In the wake of a recent anthrax scare, the Centers for Disease Control and Prevention (CDC) has begun to take disciplinary action. At the head of the problem lies the CDC’s bioterror level three containment lab, and various sources have reported the director of the lab has been reassigned.
The employee is currently working “on a detail,” which is essentially a nice way of saying that the individual has been assigned different tasks pending the results of an investigation. Michael Farrell, Ph.D., was identified by Reuters as the individual, but the CDC has not confirmed that Farrell is the alleged guilty party.
The incident occurred due to a “breakdown in safety procedures causing 84 CDC staffers in Atlanta to be exposed to live Anthrax.” Benjamin Haynes, a CDC press officer, has reassured the public that most of the 84 staffers have already been treated with antibiotics by the CDC and the rest are being monitored. Some exposed staffers may have already been treated by their primary care provider.
Contrary to popular belief, anthrax illnesses are treatable with antibiotics and/or vaccine. In fact, anthrax is not viewed as a “transmissible disease,” according to Gregory Poland, MD, of the Mayo Clinic, in Rochester, Minn. Anthrax is spread by the creation of toxins within the body but is not a contagious disease in itself. Illness can quickly develop and prove fatal for a person left untreated.

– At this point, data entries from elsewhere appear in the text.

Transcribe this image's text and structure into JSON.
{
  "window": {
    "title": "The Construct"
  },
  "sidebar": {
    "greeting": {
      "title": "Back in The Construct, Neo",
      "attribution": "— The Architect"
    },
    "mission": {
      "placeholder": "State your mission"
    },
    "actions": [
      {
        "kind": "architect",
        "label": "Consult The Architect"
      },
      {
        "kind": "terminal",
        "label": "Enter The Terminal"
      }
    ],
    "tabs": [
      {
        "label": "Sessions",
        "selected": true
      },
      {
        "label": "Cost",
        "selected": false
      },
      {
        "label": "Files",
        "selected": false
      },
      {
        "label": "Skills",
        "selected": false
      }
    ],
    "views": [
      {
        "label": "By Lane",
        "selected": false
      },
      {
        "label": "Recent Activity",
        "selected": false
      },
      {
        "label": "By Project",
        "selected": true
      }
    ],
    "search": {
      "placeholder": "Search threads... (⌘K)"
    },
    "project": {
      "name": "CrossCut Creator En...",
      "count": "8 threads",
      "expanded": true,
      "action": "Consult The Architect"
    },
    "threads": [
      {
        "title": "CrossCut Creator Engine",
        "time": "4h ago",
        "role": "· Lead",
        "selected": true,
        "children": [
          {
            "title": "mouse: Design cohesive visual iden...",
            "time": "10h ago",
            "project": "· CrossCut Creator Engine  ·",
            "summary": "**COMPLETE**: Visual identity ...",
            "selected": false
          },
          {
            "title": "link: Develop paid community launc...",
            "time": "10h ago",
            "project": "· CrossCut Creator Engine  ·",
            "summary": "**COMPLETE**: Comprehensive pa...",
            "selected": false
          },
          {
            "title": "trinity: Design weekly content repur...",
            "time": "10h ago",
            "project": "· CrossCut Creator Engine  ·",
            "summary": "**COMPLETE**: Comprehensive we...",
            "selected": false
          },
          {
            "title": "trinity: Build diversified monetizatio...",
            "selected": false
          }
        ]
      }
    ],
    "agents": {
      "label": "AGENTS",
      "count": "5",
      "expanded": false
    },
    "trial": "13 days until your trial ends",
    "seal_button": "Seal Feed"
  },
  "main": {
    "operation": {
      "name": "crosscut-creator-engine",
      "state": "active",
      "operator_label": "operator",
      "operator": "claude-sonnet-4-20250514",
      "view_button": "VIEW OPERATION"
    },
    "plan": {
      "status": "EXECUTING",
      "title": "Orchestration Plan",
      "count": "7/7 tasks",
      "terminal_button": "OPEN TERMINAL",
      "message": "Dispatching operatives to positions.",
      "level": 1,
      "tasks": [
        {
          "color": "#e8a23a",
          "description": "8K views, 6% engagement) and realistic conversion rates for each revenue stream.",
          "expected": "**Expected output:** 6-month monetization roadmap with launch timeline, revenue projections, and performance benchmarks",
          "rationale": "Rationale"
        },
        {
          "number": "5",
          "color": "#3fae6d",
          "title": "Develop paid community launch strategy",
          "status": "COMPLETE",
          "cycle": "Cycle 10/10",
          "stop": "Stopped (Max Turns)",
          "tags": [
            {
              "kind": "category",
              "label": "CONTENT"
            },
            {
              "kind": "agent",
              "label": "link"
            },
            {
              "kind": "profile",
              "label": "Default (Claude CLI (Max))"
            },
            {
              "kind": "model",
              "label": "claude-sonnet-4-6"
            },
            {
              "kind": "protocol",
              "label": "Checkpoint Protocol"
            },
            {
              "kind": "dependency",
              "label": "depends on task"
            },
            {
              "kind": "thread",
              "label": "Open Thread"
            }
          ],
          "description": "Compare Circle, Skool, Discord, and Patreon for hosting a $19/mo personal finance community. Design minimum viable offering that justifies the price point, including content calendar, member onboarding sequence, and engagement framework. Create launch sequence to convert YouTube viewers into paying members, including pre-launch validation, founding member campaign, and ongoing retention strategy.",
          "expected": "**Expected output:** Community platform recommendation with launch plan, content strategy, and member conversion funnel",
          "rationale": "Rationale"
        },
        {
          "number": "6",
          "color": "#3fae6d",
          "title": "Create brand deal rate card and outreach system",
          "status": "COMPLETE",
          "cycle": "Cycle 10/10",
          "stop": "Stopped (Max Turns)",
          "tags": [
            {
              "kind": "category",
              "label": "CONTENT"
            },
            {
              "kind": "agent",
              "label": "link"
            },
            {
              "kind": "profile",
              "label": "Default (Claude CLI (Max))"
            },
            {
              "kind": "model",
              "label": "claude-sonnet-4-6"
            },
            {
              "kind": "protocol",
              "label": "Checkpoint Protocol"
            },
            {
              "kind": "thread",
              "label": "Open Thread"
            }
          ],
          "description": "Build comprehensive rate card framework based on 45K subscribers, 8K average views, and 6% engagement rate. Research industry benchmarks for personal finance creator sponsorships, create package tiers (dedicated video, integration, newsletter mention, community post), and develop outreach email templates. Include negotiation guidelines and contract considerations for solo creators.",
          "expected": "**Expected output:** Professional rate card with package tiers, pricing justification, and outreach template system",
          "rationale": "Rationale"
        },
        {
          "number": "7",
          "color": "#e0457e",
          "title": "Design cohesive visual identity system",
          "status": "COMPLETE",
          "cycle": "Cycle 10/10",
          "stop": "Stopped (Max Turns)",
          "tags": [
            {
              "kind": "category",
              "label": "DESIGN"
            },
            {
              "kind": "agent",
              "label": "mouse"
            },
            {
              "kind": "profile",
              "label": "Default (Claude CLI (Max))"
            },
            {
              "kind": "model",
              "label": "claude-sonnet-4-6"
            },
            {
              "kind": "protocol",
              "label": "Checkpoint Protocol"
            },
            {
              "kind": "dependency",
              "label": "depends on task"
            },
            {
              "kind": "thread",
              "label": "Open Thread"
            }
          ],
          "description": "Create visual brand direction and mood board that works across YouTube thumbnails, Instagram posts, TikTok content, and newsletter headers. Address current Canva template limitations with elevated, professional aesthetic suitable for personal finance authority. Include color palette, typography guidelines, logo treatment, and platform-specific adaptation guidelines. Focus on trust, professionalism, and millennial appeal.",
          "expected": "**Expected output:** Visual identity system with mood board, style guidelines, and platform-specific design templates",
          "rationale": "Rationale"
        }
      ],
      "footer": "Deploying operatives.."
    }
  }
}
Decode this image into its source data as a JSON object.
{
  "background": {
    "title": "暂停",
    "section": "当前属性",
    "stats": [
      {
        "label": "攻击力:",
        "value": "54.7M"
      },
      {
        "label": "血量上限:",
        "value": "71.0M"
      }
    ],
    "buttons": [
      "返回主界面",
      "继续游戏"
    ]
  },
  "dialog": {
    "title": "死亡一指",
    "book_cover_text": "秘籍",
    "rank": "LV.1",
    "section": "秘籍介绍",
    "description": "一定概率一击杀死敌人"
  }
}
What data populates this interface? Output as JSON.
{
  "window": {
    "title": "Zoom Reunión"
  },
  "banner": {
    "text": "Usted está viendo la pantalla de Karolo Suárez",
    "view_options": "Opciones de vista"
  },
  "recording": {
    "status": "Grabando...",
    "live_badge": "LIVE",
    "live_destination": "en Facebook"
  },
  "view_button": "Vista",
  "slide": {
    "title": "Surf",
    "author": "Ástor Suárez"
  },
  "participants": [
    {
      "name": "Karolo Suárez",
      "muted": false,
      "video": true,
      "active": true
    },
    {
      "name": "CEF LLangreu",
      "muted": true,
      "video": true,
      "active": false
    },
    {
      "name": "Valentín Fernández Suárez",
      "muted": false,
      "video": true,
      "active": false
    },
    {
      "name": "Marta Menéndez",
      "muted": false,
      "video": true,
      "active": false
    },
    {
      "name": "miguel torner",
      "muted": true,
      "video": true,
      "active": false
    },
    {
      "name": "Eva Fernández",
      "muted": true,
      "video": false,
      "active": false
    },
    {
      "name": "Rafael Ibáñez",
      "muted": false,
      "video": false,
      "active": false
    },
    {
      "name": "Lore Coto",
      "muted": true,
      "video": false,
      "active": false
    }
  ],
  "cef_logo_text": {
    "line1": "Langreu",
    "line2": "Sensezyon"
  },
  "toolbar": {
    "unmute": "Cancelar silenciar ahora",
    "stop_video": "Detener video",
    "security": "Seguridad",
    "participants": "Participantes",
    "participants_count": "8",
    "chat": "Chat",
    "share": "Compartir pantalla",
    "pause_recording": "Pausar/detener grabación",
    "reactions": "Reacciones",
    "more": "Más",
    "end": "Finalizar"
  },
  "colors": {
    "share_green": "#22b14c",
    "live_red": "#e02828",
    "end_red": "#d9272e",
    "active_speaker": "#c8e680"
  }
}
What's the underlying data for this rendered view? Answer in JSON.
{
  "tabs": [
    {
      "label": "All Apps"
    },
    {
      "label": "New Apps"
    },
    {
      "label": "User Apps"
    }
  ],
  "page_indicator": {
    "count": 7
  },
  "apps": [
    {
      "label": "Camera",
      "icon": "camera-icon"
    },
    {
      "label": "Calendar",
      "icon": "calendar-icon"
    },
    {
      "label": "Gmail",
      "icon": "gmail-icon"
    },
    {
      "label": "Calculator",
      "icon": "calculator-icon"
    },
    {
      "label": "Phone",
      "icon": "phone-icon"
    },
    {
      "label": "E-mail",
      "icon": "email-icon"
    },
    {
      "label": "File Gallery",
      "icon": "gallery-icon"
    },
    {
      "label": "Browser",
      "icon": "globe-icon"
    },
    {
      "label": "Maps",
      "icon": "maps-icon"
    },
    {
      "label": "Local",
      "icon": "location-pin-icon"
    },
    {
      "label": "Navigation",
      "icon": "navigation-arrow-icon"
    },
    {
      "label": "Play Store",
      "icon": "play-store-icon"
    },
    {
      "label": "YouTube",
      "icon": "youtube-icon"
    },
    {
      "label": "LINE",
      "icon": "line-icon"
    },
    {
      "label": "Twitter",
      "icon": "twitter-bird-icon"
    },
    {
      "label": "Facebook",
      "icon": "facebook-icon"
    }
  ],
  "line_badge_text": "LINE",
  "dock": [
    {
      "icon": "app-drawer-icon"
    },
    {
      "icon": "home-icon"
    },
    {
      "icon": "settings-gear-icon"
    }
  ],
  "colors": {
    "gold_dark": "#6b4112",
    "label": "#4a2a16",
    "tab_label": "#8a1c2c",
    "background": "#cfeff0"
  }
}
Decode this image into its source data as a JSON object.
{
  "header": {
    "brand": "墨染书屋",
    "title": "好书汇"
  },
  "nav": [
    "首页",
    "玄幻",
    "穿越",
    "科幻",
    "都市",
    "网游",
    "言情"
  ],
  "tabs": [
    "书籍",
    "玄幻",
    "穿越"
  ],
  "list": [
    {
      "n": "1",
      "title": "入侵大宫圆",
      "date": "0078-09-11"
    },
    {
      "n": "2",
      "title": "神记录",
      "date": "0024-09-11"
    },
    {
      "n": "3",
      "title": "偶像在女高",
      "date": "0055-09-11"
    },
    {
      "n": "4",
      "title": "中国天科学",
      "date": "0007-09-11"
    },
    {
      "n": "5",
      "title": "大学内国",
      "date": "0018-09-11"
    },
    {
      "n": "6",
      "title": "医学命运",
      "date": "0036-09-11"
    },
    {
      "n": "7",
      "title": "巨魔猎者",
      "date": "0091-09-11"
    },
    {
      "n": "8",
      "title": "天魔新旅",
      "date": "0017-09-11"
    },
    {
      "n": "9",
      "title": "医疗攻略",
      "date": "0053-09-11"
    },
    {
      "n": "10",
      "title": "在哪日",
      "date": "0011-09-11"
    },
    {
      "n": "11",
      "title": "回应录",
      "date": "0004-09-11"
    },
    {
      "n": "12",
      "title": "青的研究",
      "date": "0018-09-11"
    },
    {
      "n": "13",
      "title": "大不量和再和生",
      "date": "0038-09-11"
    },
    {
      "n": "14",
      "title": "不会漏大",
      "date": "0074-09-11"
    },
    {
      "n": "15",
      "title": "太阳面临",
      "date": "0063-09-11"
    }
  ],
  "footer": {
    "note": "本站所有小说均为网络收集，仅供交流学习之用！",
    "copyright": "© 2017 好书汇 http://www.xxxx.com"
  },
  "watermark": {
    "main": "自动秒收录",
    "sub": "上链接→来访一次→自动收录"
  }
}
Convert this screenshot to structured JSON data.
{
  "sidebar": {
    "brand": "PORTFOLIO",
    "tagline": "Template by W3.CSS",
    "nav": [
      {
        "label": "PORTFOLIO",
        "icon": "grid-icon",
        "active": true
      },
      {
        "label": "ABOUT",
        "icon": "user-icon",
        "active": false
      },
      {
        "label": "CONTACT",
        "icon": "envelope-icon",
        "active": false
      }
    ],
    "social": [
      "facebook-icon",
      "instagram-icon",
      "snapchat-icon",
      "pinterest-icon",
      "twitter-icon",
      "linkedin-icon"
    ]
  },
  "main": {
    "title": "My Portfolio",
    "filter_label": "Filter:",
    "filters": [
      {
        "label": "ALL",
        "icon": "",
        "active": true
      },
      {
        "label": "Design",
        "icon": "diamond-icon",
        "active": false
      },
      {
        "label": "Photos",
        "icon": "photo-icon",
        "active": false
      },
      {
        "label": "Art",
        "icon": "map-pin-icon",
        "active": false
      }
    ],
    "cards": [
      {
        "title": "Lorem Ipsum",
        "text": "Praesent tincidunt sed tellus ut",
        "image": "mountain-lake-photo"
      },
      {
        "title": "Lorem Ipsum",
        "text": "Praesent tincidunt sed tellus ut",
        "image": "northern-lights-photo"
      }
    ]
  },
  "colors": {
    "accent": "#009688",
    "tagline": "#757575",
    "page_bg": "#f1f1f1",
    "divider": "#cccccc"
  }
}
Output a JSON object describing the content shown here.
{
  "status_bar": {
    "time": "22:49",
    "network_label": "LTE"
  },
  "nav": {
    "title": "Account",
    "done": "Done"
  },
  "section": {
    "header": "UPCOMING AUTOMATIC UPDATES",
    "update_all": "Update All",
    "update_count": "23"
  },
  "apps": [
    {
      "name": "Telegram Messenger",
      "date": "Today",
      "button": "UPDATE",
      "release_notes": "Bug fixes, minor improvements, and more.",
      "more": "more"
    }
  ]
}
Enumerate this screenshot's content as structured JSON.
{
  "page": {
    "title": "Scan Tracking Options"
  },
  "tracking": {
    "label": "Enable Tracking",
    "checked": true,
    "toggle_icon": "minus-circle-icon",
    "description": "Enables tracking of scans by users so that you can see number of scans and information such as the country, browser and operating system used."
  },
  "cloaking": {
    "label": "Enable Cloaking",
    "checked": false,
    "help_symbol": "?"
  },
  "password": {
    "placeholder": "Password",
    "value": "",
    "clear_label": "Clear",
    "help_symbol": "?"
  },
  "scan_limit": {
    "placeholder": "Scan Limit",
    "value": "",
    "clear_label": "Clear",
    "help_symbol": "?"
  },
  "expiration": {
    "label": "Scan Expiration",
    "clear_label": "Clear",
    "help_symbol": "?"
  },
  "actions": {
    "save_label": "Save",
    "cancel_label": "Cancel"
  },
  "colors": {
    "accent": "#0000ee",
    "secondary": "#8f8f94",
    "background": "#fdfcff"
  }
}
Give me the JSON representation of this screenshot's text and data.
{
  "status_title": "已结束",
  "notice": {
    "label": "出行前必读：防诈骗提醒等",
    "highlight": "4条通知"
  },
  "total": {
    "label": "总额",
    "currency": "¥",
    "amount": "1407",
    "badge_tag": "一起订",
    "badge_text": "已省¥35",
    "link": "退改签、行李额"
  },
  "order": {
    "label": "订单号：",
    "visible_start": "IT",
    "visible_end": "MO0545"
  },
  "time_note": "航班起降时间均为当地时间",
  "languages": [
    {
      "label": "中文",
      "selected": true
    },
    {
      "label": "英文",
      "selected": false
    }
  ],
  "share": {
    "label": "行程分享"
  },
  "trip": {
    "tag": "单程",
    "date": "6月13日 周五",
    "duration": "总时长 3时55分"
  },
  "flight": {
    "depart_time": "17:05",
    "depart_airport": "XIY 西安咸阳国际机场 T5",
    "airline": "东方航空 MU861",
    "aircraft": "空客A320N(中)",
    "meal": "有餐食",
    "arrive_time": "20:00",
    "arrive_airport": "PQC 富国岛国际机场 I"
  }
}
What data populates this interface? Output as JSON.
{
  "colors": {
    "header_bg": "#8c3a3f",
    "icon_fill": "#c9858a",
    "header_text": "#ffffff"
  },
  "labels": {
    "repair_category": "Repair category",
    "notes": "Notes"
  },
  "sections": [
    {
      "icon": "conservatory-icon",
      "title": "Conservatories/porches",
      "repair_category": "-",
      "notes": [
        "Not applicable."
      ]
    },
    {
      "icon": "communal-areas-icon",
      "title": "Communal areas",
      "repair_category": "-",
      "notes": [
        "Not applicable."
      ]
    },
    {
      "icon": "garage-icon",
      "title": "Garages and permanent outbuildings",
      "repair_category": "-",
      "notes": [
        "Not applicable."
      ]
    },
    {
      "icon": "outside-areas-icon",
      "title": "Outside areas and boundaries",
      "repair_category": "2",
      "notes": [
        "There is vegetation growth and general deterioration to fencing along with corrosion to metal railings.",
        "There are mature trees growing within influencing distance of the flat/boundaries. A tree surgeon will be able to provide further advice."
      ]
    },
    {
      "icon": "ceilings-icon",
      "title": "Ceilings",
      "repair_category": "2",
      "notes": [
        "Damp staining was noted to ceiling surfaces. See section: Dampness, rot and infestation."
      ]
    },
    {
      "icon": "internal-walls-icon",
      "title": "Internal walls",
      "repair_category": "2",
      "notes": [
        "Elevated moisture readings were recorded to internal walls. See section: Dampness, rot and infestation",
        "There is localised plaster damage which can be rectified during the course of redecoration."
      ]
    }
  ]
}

According to the CDC, the error occurred “between the week of June 6 and June 13. The bioterrorism lab began executing new safety procedures. While transporting the Anthrax samples to another lab with less security, critical protocol errors were made in handling of the specimens.” CDC spokesman Tom Skinner stated that the main bioterrorism lab transferred the anthrax bacteria in tubes, but the subsequent lower security laboratories mishandled the samples when they “agitated” the specimens and were forced to open the tubes. This caused a fear that the bacteria became airborne, of which the most dangerous in this particular scenario would be airborne spores.
With the unconfirmed director reassigned, Dr. Paul Meechan, director of CDC Environmental Health, has stepped in to fill the vacant role. Meechan informed Reuters of the Anthrax exposure scare on Thursday, and a thorough investigation is still on going.
Thus far, a CDC review has confirmed that the “high-profile” bioterror lab was preparing the anthrax samples for a study involving the detection of new pathogens. Upon handling the bacteria, the lab did not do a sufficient job in deactivating the samples. When staff at other laboratories received the anthrax samples, they assumed the anthrax bacteria were inactive. Unbeknownst to those staffers, the anthrax spores became active. The major procedural breech identified was the fact that the lab was supposed to wait 48 hours to ensure the bacteria were inactive prior to transfer but instead waited just 24. Consequently, “live anthrax colonies were found on bacterial plates.”
Directing an anthrax scare can be a daunting task for a regulatory government-based organization like the CDC. Anthrax rose to prominence post Sept 11, 2001, after letters with the deadly bacteria were sent to members of Congress. At the time, the public and government feared the incident was related to the terrorist attacks. Later, the alleged culprit, Bruce Ivins, was discovered. Ivins was discovered after an investigation determined he committed suicide shortly before he learned that the FBI was on to him. The U.S. has since viewed Anthrax as a potential bioterrorism hazard, making any lax regulation regarding its handling a serious issue, a fact to which the reassigned director of the CDC is well aware.
By Brandon Wright